A judge ordered her held without bond.
Minutes later, the same judge also ordered Dupree held without bond too.
Both are accused of plotting to kill targeted teachers and students by setting off an incendiary device at Etowah High School.
Deputies said they uncovered the plot after they got a tip.
“The real hero in my opinion is the person who made the initial call on the tip, and we don’t want to disclose that at this time, but to me, that person is a hero,” Reynolds told Elliot.
Hundreds of thousands of people on social media saw Cherokee County Sheriff’s Office spokeswoman Sgt. Marianne Kelley get emotional when talking about the arrests Wednesday.
“We take this very seriously. We don’t want anything to … I can’t even do this right now,” Kelley said, trying to hold back tears as she gave a media briefing about the incident.
She told Elliot the reaction was because she has two children in the school district as well. So does the sheriff and other deputies.

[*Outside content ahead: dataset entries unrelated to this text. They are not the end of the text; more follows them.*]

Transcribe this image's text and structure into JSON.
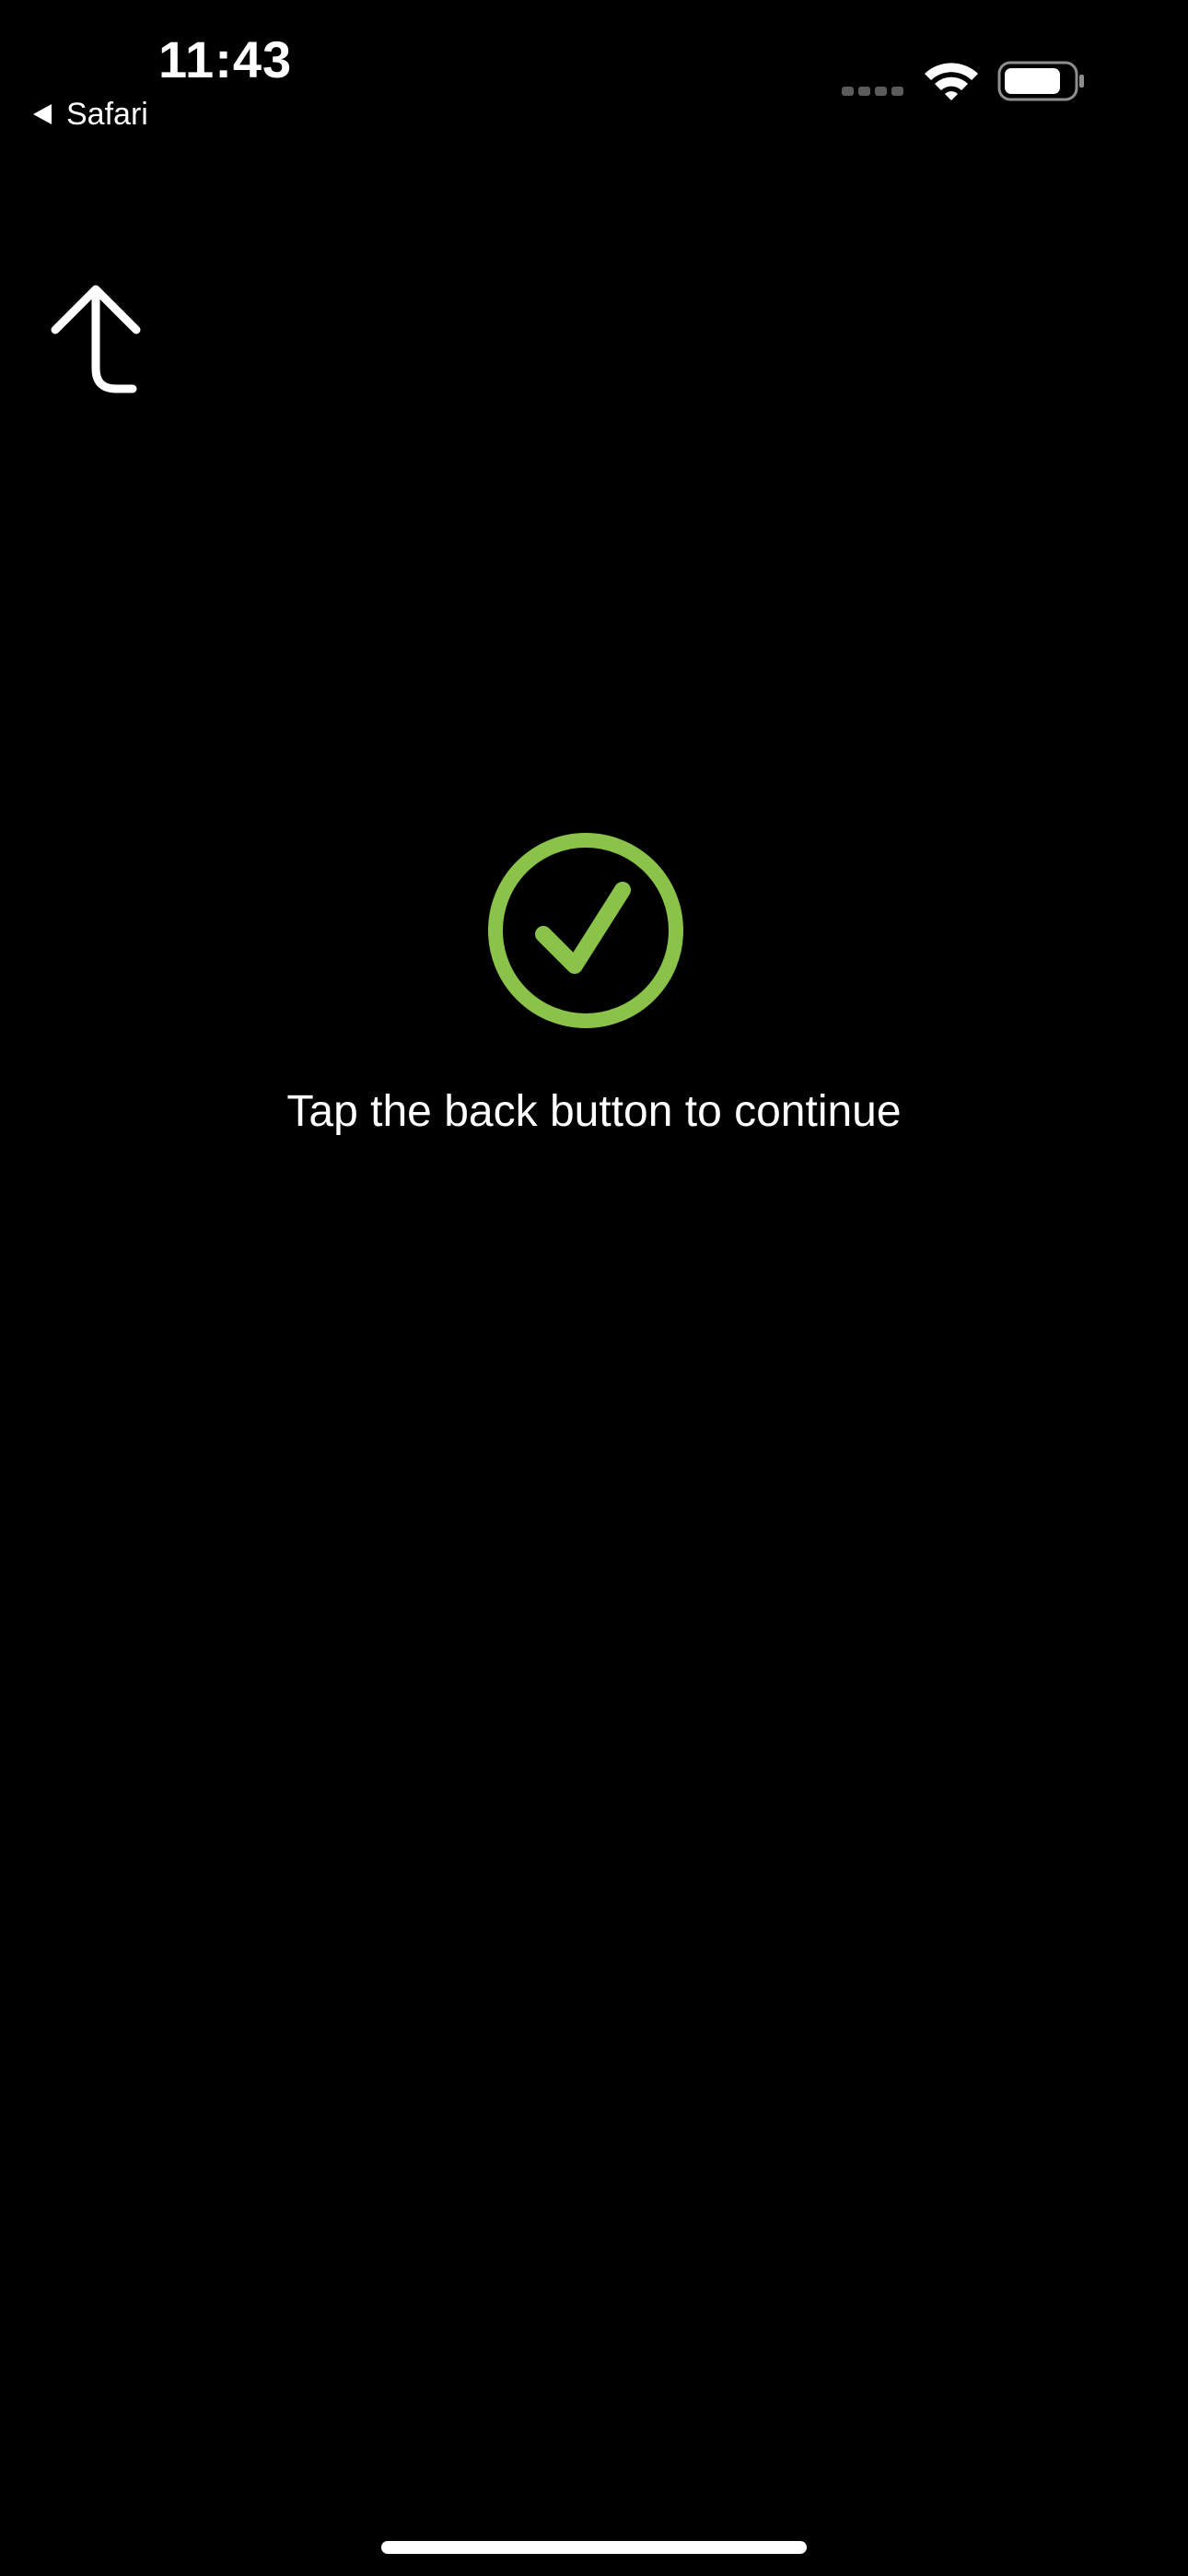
{
  "status_bar": {
    "time": "11:43",
    "back_app_label": "Safari",
    "icons": [
      "cellular-signal-icon",
      "wifi-icon",
      "battery-icon"
    ]
  },
  "nav": {
    "back_icon": "curved-up-arrow-icon"
  },
  "main": {
    "success_icon": "check-circle-icon",
    "message": "Tap the back button to continue"
  },
  "colors": {
    "background": "#000000",
    "text": "#ffffff",
    "success": "#8bc34a"
  }
}
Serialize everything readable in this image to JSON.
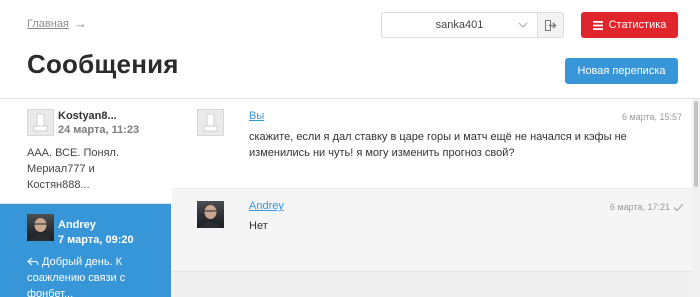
{
  "breadcrumb": {
    "home_label": "Главная",
    "arrow": "→"
  },
  "header": {
    "account": "sanka401",
    "stats_label": "Статистика",
    "title": "Сообщения",
    "new_thread_label": "Новая переписка"
  },
  "conversations": [
    {
      "name": "Kostyan8...",
      "date": "24 марта, 11:23",
      "preview": "ААА. ВСЕ. Понял. Мериал777 и Костян888...",
      "active": false,
      "avatar": "default-user-icon"
    },
    {
      "name": "Andrey",
      "date": "7 марта, 09:20",
      "preview": "Добрый день. К соажлению связи с фонбет...",
      "active": true,
      "avatar": "user-photo",
      "reply_icon": "reply-arrow-icon"
    }
  ],
  "messages": [
    {
      "author": "Вы",
      "time": "6 марта, 15:57",
      "text": "скажите, если я дал ставку в царе горы и матч ещё не начался и кэфы не изменились ни чуть! я могу изменить прогноз свой?",
      "avatar": "default-user-icon"
    },
    {
      "author": "Andrey",
      "time": "6 марта, 17:21",
      "text": "Нет",
      "avatar": "user-photo",
      "read_icon": "checkmark-icon"
    }
  ],
  "colors": {
    "accent_blue": "#3796d8",
    "stats_red": "#e0262c",
    "active_conv_bg": "#3796d8"
  },
  "icons": {
    "account_dropdown": "chevron-down-icon",
    "logout": "logout-icon",
    "stats": "menu-bars-icon"
  }
}
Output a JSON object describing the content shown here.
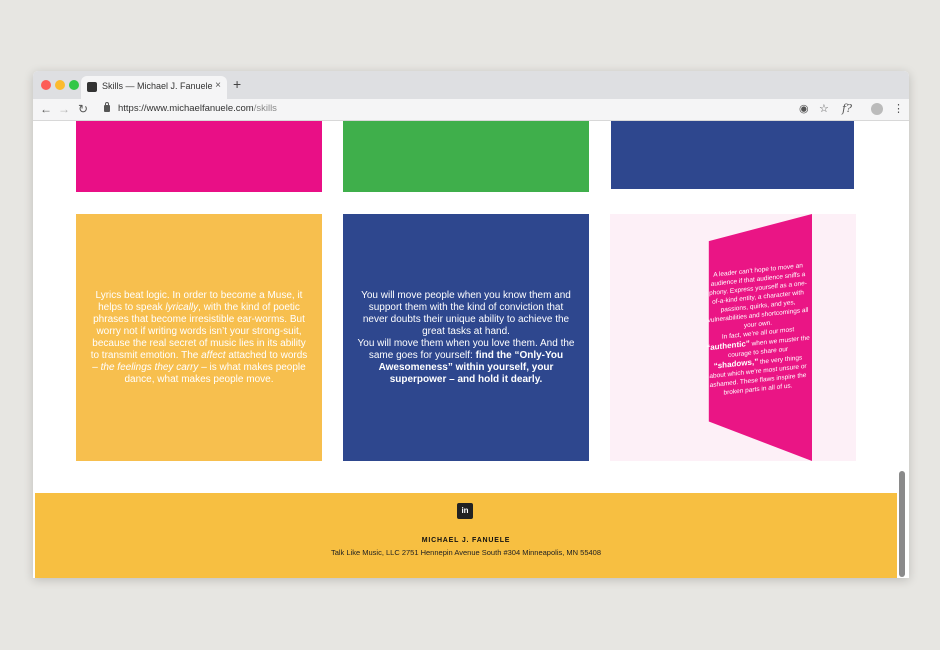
{
  "browser": {
    "tab_title": "Skills — Michael J. Fanuele",
    "tab_close": "×",
    "new_tab": "+",
    "url_host": "https://www.michaelfanuele.com",
    "url_path": "/skills",
    "back": "←",
    "forward": "→",
    "reload": "↻",
    "star": "☆",
    "ext_label": "f?",
    "menu": "⋮"
  },
  "colors": {
    "pink": "#e90f86",
    "green": "#3faf4b",
    "navy": "#2e478e",
    "yellow": "#f7bf4e",
    "footer": "#f7bf41"
  },
  "cards": {
    "yellow_pre": "Lyrics beat logic. In order to become a Muse, it helps to speak ",
    "yellow_em1": "lyrically",
    "yellow_mid": ", with the kind of poetic phrases that become irresistible ear-worms. But worry not if writing words isn’t your strong-suit, because the real secret of music lies in its ability to transmit emotion. The ",
    "yellow_em2": "affect",
    "yellow_mid2": " attached to words – ",
    "yellow_em3": "the feelings they carry",
    "yellow_post": " – is what makes people dance, what makes people move.",
    "blue_line1": "You will move people when you know them and support them with the kind of conviction that never doubts their unique ability to achieve the great tasks at hand.",
    "blue_line2": "You will move them when you love them. And the same goes for yourself: ",
    "blue_bold": "find the “Only-You Awesomeness” within yourself, your superpower – and hold it dearly.",
    "panel_pre": "A leader can’t hope to move an audience if that audience sniffs a phony. Express yourself as a one-of-a-kind entity, a character with passions, quirks, and yes, vulnerabilities and shortcomings all your own.",
    "panel_mid": "In fact, we’re all our most ",
    "panel_b1": "“authentic”",
    "panel_mid2": " when we muster the courage to share our ",
    "panel_b2": "“shadows,”",
    "panel_post": " the very things about which we’re most unsure or ashamed. These flaws inspire the broken parts in all of us."
  },
  "footer": {
    "linkedin": "in",
    "name": "MICHAEL J. FANUELE",
    "address": "Talk Like Music, LLC 2751 Hennepin Avenue South #304 Minneapolis, MN 55408"
  }
}
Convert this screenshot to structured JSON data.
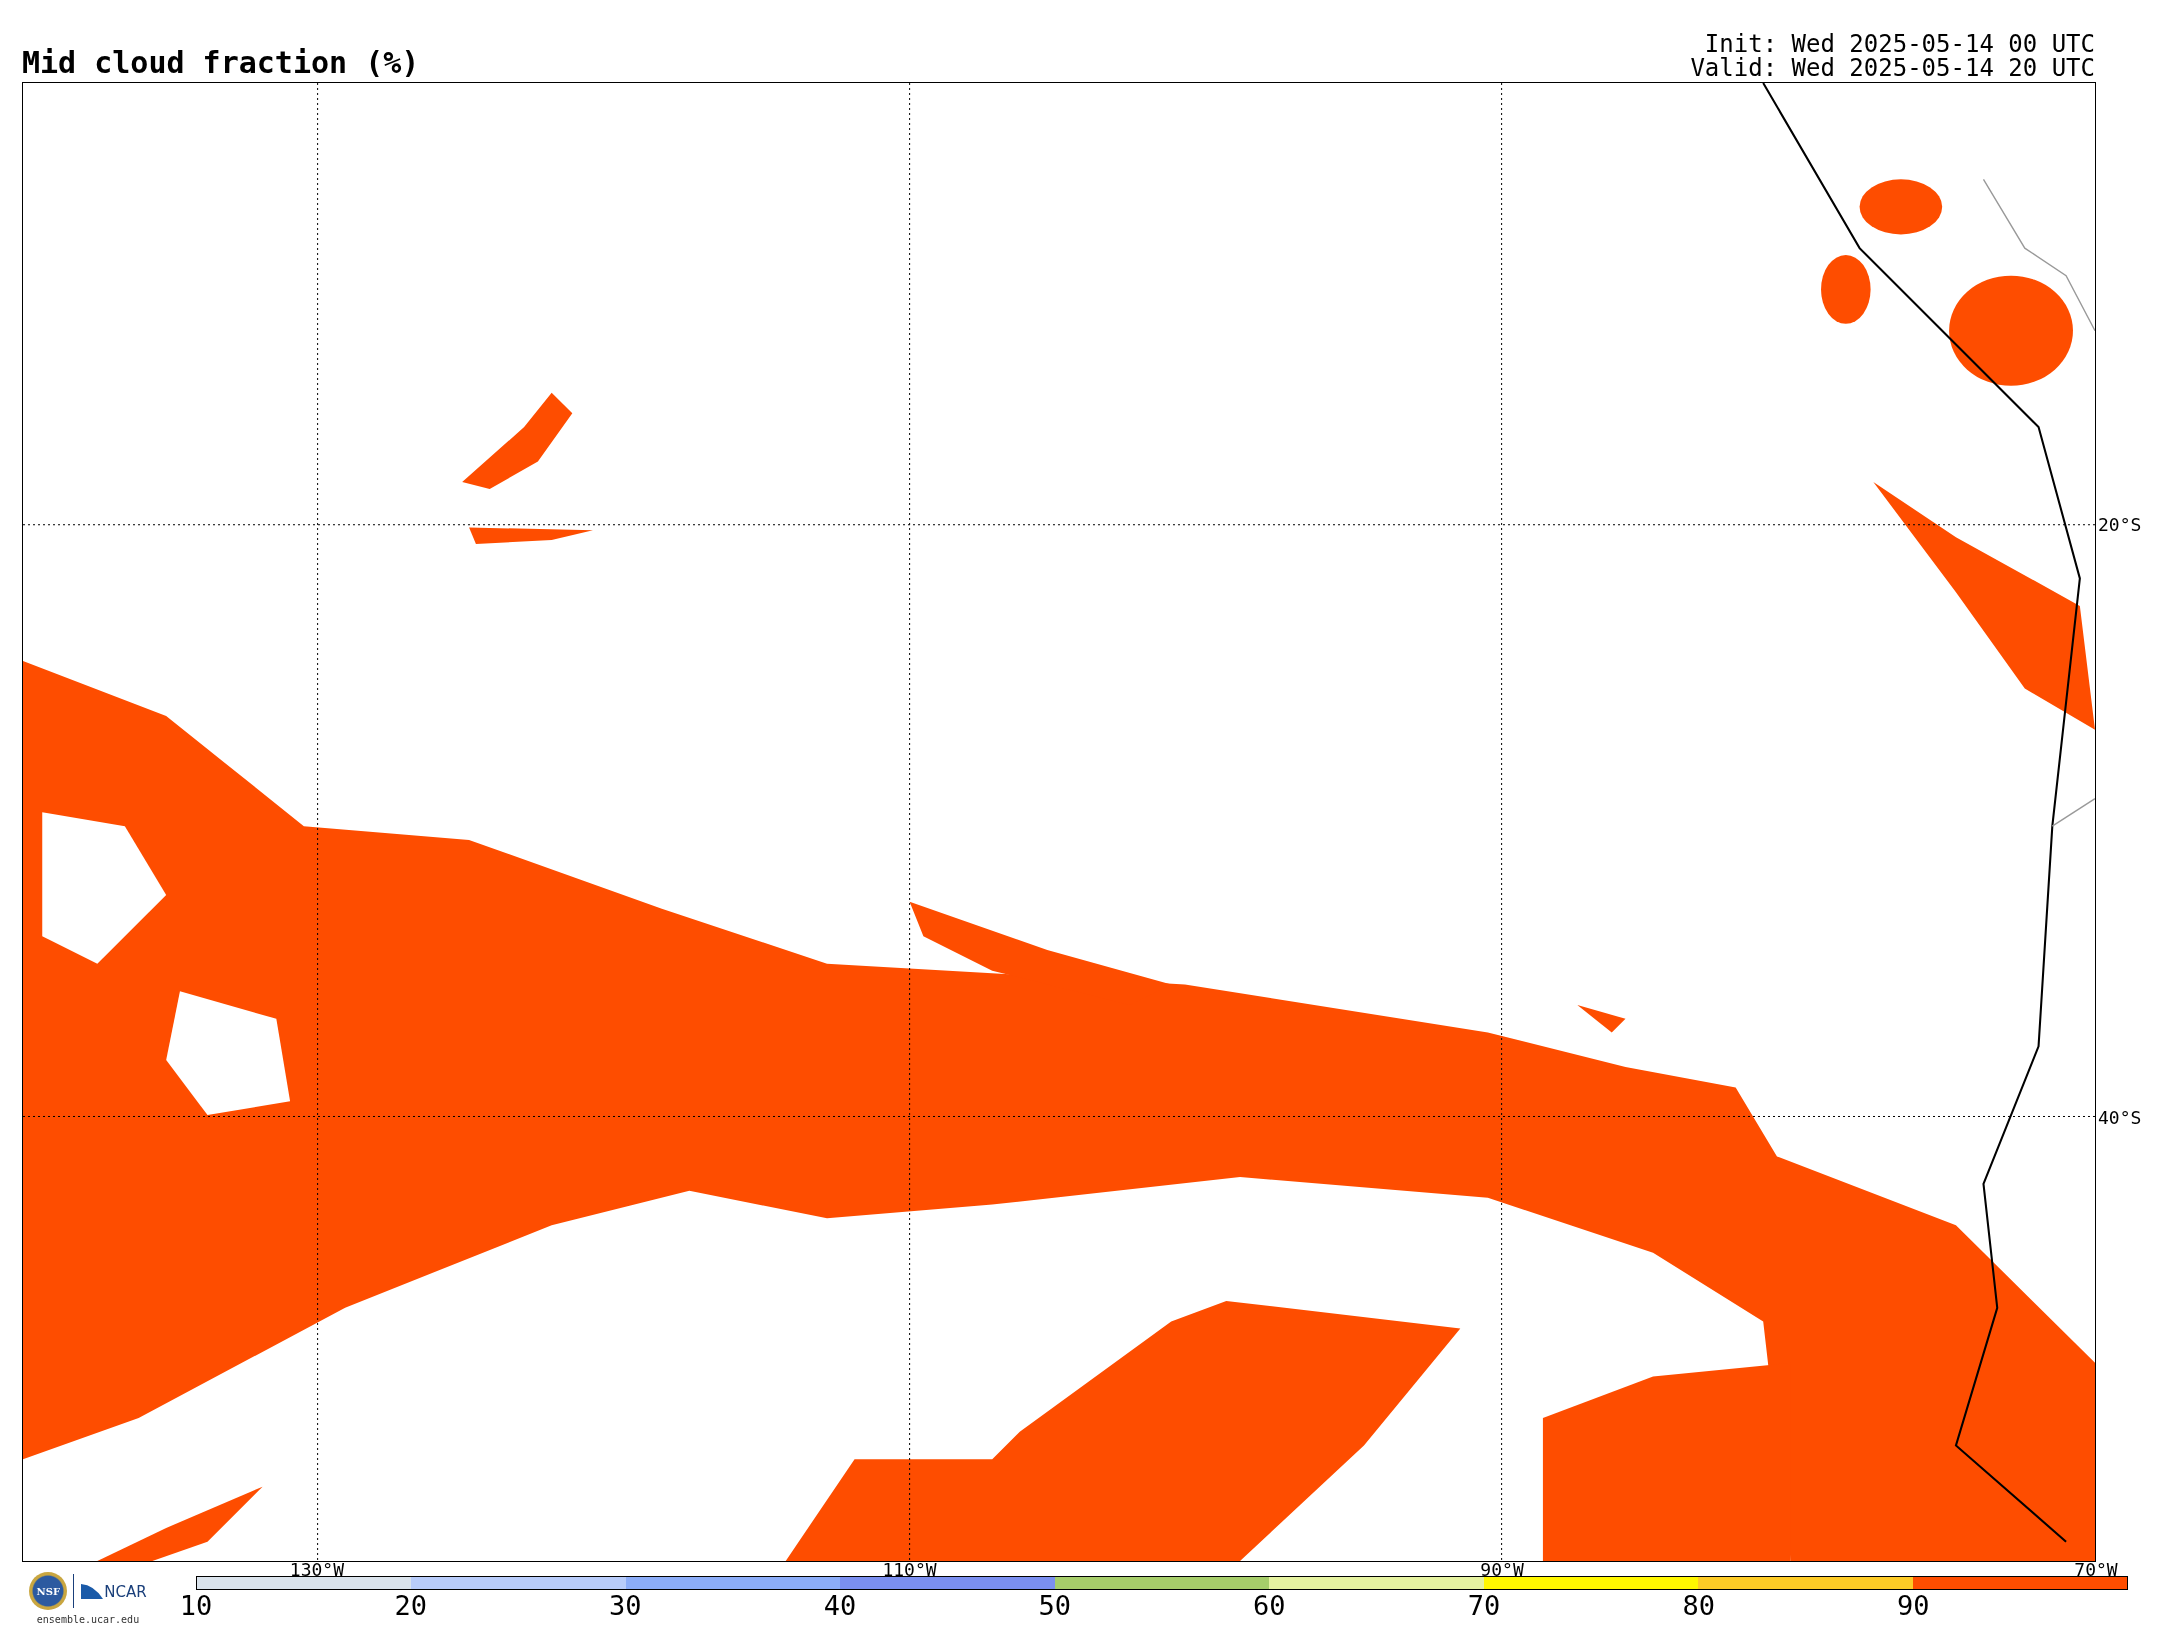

She spoke with Elliot one-on-one Thursday about just how urgent law enforcement officers act, especially when children are at risk.
“It can be hard when we start dealing with kids. It does, we all have kids here. Most of the people, the deputies have kids, have families, and we all want to be able to go home to our families every day,” Kelley said. “We want the families in our community to be able to go home to their own children every day.”
The sheriff wouldn’t get specific about what the incendiary device, only that it was similar to a Molotov cocktail.
Elliot learned the Georgia Bureau of Investigation turned over all that evidence to the FBI for testing.
On Monday, deputies made contact with Dupree, a student at the high school, and his family after receiving a tip from someone who had claimed to have seen a physical journal of his that contained threatening language.
Investigators were then led to McCurley after reading Dupree's journal, where he made "concerning statements," Kelley said. The statements made did not indicate when the attack would occur, only what their intentions were.
Investigators found an incendiary device at McCurley's home in Woodstock after executing search warrants there and at Dupree's home, authorities said. The device was described as substances that could have detonated had they been mixed together, Kelley said. The Georgia Bureau of Investigation is currently testing those chemicals, she said.
It is unclear if McCurley made any threatening statements herself, McCurley said.
Both teens have been charged with three counts of criminal attempt to commit murder, four counts of terroristic threats and acts, criminal attempt to commit arson and possession and/or transportation of destructive device/explosive with intent to kill, injure or destroy any public building.
Cox Media Group